With its grand state rooms, magnificent staircases and French style interiors the National Trust’s Petworth House proved the ideal location for several scenes in Scott’s new epic. Transforming the house into an authentic setting for such a large and fast-moving production was an exciting challenge for the team at Petworth.
Napoleon is a spectacle-filled action epic that details the checkered rise and fall of Napoleon Bonaparte, played by Oscar winner Joaquin Phoenix. Rather than rely on constructed sets and CGI to set the scene, Ridley Scott and his team chose wherever possible to find real locations that could double for the palaces and stately homes that were the backdrop to Napoleon’s life.
Production designer Arthur Max found many of these in the UK: “There is enough neo-classical architecture in England to make it possible, probably because a lot of the design that comes out of France and England is based on Italian classic Palladian architecture.”
The production team fell in love with Petworth House because its features are more typically French in style than English, with large state rooms and items in its collection that reflect many generations of its inhabitants’ taste in the objects and architecture of continental Europe. Petworth House offered the authentic look and feel for several key moments in the film.
After two weeks of preparation, filming took place over two days at Petworth House in March 2022, with thirteen of the principle cast members on set, including Joaquin Phoenix and Vanessa Kirby, and 120 supporting artists and 200 crew.
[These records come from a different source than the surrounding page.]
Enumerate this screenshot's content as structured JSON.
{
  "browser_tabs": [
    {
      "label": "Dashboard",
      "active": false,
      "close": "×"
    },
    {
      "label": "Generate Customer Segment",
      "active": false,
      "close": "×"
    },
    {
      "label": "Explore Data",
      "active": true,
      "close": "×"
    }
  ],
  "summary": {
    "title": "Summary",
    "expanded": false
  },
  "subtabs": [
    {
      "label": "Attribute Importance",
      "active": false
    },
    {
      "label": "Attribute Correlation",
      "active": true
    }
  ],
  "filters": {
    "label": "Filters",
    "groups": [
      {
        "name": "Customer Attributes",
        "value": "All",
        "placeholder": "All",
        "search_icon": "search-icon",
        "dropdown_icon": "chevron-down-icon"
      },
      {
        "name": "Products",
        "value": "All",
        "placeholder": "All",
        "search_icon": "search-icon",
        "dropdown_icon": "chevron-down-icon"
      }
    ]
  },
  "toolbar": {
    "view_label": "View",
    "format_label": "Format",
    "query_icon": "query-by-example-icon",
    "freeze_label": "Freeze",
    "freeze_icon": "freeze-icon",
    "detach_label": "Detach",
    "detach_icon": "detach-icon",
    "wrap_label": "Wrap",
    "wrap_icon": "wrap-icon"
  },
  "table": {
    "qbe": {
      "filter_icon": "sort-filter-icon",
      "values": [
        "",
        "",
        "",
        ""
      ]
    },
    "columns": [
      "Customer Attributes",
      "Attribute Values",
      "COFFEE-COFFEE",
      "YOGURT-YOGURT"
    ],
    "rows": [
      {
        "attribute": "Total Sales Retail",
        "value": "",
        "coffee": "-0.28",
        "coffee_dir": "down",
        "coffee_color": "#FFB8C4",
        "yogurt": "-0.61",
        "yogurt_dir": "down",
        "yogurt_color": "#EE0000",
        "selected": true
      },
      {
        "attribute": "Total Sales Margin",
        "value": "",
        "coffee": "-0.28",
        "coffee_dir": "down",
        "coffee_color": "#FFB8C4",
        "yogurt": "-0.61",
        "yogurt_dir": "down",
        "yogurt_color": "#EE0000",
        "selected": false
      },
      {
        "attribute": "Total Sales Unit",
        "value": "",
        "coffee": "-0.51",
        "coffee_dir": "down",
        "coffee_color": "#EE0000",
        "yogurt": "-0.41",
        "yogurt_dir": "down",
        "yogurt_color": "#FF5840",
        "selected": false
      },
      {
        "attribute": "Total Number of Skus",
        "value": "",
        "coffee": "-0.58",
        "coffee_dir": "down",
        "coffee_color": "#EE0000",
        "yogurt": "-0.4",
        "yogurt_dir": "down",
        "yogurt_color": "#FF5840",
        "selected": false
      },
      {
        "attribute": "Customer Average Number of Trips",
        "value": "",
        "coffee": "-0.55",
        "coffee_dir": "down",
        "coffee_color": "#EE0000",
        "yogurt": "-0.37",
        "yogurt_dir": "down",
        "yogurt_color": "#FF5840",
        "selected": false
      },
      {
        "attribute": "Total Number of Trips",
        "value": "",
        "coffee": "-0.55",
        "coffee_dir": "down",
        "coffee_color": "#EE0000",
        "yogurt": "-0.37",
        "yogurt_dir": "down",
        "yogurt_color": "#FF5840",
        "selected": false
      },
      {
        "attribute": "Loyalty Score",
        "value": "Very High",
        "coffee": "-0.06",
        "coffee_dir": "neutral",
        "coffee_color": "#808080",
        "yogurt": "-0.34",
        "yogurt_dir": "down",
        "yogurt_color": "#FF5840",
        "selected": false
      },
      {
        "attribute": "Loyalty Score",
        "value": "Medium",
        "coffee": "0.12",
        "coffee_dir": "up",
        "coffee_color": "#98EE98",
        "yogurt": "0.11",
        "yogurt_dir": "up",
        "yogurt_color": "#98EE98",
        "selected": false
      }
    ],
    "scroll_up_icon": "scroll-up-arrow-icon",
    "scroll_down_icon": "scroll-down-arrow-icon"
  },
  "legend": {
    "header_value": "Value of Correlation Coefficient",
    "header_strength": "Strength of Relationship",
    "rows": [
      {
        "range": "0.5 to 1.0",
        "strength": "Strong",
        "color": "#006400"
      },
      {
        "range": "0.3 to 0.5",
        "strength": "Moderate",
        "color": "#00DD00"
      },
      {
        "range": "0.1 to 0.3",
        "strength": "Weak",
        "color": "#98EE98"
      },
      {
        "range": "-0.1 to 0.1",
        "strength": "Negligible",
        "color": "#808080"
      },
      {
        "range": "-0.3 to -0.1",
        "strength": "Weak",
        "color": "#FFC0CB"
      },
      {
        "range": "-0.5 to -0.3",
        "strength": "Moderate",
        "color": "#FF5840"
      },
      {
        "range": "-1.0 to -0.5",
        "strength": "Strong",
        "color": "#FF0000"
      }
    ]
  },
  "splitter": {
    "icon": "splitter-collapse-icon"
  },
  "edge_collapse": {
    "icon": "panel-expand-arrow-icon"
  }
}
It was by far the biggest production ever to take place at Petworth.
The pivotal Victim’s Ball scene where Napoleon meets Josephine for the first time was filmed in the Beauty Room, Marble Hall, Carved Room, Little Dining Room and Grand Staircase. The Red Room and Square Dining Room were also filmed in the background of these scenes, filled with dozens of extras to add depth to the frame.
Visitor operations and experience manager Sue Rhodes said: “It was astonishing to see the Victim’s Ball being filmed. Part of it was done in one shot, with the camera moving through many rooms, all dressed for the period and atmospherically lit. The house looked gorgeous, much as it would have when it hosted balls and events like this hundreds of years ago.”
The Square Dining Room doubled for artist Jacques-Louis David’s studio where Napoleon’s coronation portrait was painted, and the Marble Hall was used for a meeting between Napoleon and his generals, which can be glimpsed in the film’s trailer. An important aspect of the shoot was the extensive amount of production design required. While all the scenes were pre-planned with storyboards, Ridley Scott and his cinematographer Dariusz Wolski would decide where to position the camera when they were on location, which meant every corner of each room had to be prepared and ready to be on camera. The two days of filming therefore required seven days of dressing the house.
“Despite the challenges of such a huge production” Sue Rhodes explains “it was a fascinating experience, and the cast and crew were incredible. So professional, and very respectful of the house. Ridley Scott was particularly impressed with our art collection!”
From November 25 to January 1, visitors to Petworth House will be able to see the Marble Hall, Carved Room, Little Dining Room, Red Room and Square Dining Room beautifully decorated for Christmas. The income generated from the production will directly help care for Petworth’s collection and park, as well as enabling several conservation projects in the future.